Strengthening exercises in the gym are also utilized but must consider: the injury history of each player; results of preseason screening for strength deficits or imbalances; and current playing status of the player. Additional heavy hamstring training may not be suitable for periods of heavy match play for regular match starters.

Juventus and Portugal superstar Cristiano Ronaldo was affected by a hamstring injury during a match against Serbia on March 25. (Image credit: Getty Images/

Optimize Training Balance

Managing the load on a player is one of the key factors for reducing injury risk. Large, sudden increases in high speed running distances, as occurs during congested match play, has been shown to increase hamstring injury risk. The authors have previously shown that progressive increases in training workloads can develop tolerance to higher acute loads and resistance to injury.

Often, running speeds during training do not sufficiently represent the speeds reached during a match. This is an injury risk in itself, so training should incorporate near-maximal speed drills.

This strategy recommends progressively increasing players’ training workloads to achieve long-term moderate-to-high chronic training loads and prepare the players for up to three matches’ worth of load per week, as may happen in congested fixture periods. In order to avoid other overload issues, they suggest two weeks of increasing load, followed by one de-training week to allow adequate rest and recovery.

Lumbopelvic Hip Stability

While recently questioned due to a lack of supportive evidence, the authors still include this parameter in their holistic approach to hamstring injury prevention. This decision is based on the available evidence, both theoretical and anecdotal.

The pelvis is the link between the torso and lower body. Aberrant pelvic motion during sprinting is thought to contribute to hamstring injuries.

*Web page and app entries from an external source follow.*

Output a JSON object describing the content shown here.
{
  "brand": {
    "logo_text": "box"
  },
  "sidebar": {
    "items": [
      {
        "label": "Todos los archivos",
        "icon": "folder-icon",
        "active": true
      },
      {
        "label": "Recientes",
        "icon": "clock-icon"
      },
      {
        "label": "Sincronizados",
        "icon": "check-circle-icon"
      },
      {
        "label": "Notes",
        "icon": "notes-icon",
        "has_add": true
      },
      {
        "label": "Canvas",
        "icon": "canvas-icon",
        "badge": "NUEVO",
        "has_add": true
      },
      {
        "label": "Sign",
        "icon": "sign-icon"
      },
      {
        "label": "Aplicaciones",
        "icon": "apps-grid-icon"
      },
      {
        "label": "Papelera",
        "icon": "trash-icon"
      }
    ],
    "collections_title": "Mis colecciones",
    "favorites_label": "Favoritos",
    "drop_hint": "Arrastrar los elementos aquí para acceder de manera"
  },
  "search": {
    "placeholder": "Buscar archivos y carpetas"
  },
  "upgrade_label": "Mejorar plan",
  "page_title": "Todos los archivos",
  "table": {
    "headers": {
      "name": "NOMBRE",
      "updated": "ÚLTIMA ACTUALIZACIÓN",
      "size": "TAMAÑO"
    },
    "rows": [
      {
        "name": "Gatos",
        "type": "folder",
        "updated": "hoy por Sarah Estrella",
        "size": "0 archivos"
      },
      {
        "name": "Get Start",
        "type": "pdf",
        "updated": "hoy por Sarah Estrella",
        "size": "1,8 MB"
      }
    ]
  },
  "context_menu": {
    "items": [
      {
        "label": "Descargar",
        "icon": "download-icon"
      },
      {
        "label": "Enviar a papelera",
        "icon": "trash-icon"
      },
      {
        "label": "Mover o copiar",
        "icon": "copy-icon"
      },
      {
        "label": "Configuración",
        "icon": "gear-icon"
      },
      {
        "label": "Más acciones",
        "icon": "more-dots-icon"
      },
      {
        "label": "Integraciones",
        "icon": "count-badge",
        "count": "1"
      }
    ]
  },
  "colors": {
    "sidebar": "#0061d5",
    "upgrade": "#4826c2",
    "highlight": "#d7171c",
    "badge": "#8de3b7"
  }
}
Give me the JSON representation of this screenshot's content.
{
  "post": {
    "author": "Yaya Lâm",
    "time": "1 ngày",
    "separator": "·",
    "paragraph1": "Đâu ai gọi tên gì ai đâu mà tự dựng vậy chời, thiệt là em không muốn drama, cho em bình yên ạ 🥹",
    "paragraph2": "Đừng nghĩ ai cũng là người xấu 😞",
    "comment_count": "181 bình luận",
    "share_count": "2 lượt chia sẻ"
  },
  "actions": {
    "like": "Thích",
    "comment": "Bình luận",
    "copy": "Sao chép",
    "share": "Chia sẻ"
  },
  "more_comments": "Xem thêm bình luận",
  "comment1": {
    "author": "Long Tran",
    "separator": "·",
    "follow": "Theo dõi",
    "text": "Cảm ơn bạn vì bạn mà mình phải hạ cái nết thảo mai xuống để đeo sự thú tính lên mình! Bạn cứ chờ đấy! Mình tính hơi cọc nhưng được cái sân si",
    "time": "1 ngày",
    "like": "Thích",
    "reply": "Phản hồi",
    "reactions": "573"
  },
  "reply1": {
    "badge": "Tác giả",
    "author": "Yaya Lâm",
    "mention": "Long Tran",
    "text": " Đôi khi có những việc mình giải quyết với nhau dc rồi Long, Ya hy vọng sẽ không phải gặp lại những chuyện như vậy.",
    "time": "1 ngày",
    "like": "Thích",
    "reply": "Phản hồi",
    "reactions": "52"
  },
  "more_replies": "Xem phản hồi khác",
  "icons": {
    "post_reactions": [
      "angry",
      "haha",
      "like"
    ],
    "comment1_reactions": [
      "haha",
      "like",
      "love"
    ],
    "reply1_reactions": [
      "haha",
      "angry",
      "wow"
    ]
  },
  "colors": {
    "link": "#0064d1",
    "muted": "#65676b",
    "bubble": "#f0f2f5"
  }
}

Here is one example of how this can happen: An anterior pelvic tilt when running places an excessive stretch on the hamstring muscles, increasing tension at terminal swing phase. In addition, this increased pelvic tilt is often due to tight hip flexors, which may be associated with an inhibition of the gluteus maximus and resultant synergistic dominance (and extra loading) of the hamstring muscles.

The authors recommend corrective exercise and Pilates-style training to address such stability and imbalance issues.

Physical Conditioning

Those players with superior physical conditioning (i.e., general strength and cardiovascular fitness) have been shown to be less susceptible to injury. This doesn’t only apply to soccer but is true across a range of sports.

Lower body compound strength is essential for performing explosive tasks such as sprinting and jumping. High levels of CV fitness are also a necessity to avoid fatigue, which has been shown to contribute to injury risk through compromised biomechanics and neuromuscular control.

Recommendations include regular on-field fitness testing and a general strength and conditioning program. While match play and training are often sufficient to maintain good CV fitness, in some cases, additional or alternative training may be required.

Examples include when returning from injury or when a player is not starting matches regularly. This could take the form of static bike sessions.

Movement Quality

Fundamental movement patterns, such as the squat, lunge, jump and land, should be assessed for movement quality. Practicing such athletic movements help to challenge coordination, timing and neuromuscular control, which may increase an athlete’s ability to apply strength functionally in sporting activities.

Any injury prevention program should incorporate such athletic movement with an emphasis on good technique over many repetitions. Such training can take place during warmup or pre-activation sessions, or as stand-alone physical development in a gym setting.

They should include specific drills broken down into components and performed in a slow and controlled manner, focusing on movement quality. These simple tasks establish a basic competence, allowing for further development in the form of speed and complexity.